Try it>
Copy out the records that follow, leaving every character as it is.

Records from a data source
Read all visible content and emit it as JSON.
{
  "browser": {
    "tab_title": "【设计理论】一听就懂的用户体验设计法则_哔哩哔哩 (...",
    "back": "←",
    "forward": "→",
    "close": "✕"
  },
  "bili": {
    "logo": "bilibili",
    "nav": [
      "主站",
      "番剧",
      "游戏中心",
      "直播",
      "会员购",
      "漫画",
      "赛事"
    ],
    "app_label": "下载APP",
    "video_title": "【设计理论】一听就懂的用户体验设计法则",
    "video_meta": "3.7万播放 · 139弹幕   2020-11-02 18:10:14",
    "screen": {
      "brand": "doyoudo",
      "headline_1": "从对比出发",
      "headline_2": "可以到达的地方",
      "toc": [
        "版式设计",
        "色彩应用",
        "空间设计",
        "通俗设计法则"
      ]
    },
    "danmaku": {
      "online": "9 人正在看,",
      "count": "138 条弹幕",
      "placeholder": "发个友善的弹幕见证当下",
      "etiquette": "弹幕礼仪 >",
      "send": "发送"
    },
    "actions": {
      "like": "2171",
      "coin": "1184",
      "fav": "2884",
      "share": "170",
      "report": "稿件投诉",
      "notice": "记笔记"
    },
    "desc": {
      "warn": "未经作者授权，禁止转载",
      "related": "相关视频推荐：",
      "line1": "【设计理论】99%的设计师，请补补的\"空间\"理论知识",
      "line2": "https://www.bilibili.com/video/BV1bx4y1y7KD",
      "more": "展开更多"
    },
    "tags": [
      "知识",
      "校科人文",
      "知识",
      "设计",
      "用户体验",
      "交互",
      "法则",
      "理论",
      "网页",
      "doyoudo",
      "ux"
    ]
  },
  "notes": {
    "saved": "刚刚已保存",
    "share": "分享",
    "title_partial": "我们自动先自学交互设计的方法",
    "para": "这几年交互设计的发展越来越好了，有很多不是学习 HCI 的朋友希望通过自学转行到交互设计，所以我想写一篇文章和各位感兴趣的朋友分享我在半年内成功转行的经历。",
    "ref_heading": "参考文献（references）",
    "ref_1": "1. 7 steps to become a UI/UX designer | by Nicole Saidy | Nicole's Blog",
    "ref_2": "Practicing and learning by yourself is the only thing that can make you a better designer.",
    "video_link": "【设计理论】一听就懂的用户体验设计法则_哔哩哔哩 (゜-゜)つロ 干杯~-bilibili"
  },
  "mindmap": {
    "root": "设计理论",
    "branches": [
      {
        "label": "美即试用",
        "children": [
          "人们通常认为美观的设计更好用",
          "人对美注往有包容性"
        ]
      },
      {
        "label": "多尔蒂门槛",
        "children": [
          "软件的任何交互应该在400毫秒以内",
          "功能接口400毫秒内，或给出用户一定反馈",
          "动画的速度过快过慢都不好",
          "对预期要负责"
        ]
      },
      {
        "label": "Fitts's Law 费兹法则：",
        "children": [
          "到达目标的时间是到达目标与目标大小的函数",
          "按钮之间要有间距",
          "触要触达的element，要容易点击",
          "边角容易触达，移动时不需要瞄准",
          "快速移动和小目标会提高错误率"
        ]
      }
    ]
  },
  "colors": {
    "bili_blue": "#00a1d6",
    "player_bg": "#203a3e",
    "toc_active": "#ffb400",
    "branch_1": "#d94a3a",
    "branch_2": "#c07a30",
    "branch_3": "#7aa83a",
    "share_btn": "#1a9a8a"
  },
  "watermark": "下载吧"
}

Output below>
Read all visible content and emit it as JSON.
{
  "browser": {
    "tab_title": "【设计理论】一听就懂的用户体验设计法则_哔哩哔哩 (...",
    "back": "←",
    "forward": "→",
    "close": "✕"
  },
  "bili": {
    "logo": "bilibili",
    "nav": [
      "主站",
      "番剧",
      "游戏中心",
      "直播",
      "会员购",
      "漫画",
      "赛事"
    ],
    "app_label": "下载APP",
    "video_title": "【设计理论】一听就懂的用户体验设计法则",
    "video_meta": "3.7万播放 · 139弹幕   2020-11-02 18:10:14",
    "screen": {
      "brand": "doyoudo",
      "headline_1": "从对比出发",
      "headline_2": "可以到达的地方",
      "toc": [
        "版式设计",
        "色彩应用",
        "空间设计",
        "通俗设计法则"
      ]
    },
    "danmaku": {
      "online": "9 人正在看,",
      "count": "138 条弹幕",
      "placeholder": "发个友善的弹幕见证当下",
      "etiquette": "弹幕礼仪 >",
      "send": "发送"
    },
    "actions": {
      "like": "2171",
      "coin": "1184",
      "fav": "2884",
      "share": "170",
      "report": "稿件投诉",
      "notice": "记笔记"
    },
    "desc": {
      "warn": "未经作者授权，禁止转载",
      "related": "相关视频推荐：",
      "line1": "【设计理论】99%的设计师，请补补的\"空间\"理论知识",
      "line2": "https://www.bilibili.com/video/BV1bx4y1y7KD",
      "more": "展开更多"
    },
    "tags": [
      "知识",
      "校科人文",
      "知识",
      "设计",
      "用户体验",
      "交互",
      "法则",
      "理论",
      "网页",
      "doyoudo",
      "ux"
    ]
  },
  "notes": {
    "saved": "刚刚已保存",
    "share": "分享",
    "title_partial": "我们自动先自学交互设计的方法",
    "para": "这几年交互设计的发展越来越好了，有很多不是学习 HCI 的朋友希望通过自学转行到交互设计，所以我想写一篇文章和各位感兴趣的朋友分享我在半年内成功转行的经历。",
    "ref_heading": "参考文献（references）",
    "ref_1": "1. 7 steps to become a UI/UX designer | by Nicole Saidy | Nicole's Blog",
    "ref_2": "Practicing and learning by yourself is the only thing that can make you a better designer.",
    "video_link": "【设计理论】一听就懂的用户体验设计法则_哔哩哔哩 (゜-゜)つロ 干杯~-bilibili"
  },
  "mindmap": {
    "root": "设计理论",
    "branches": [
      {
        "label": "美即试用",
        "children": [
          "人们通常认为美观的设计更好用",
          "人对美注往有包容性"
        ]
      },
      {
        "label": "多尔蒂门槛",
        "children": [
          "软件的任何交互应该在400毫秒以内",
          "功能接口400毫秒内，或给出用户一定反馈",
          "动画的速度过快过慢都不好",
          "对预期要负责"
        ]
      },
      {
        "label": "Fitts's Law 费兹法则：",
        "children": [
          "到达目标的时间是到达目标与目标大小的函数",
          "按钮之间要有间距",
          "触要触达的element，要容易点击",
          "边角容易触达，移动时不需要瞄准",
          "快速移动和小目标会提高错误率"
        ]
      }
    ]
  },
  "colors": {
    "bili_blue": "#00a1d6",
    "player_bg": "#203a3e",
    "toc_active": "#ffb400",
    "branch_1": "#d94a3a",
    "branch_2": "#c07a30",
    "branch_3": "#7aa83a",
    "share_btn": "#1a9a8a"
  },
  "watermark": "下载吧"
}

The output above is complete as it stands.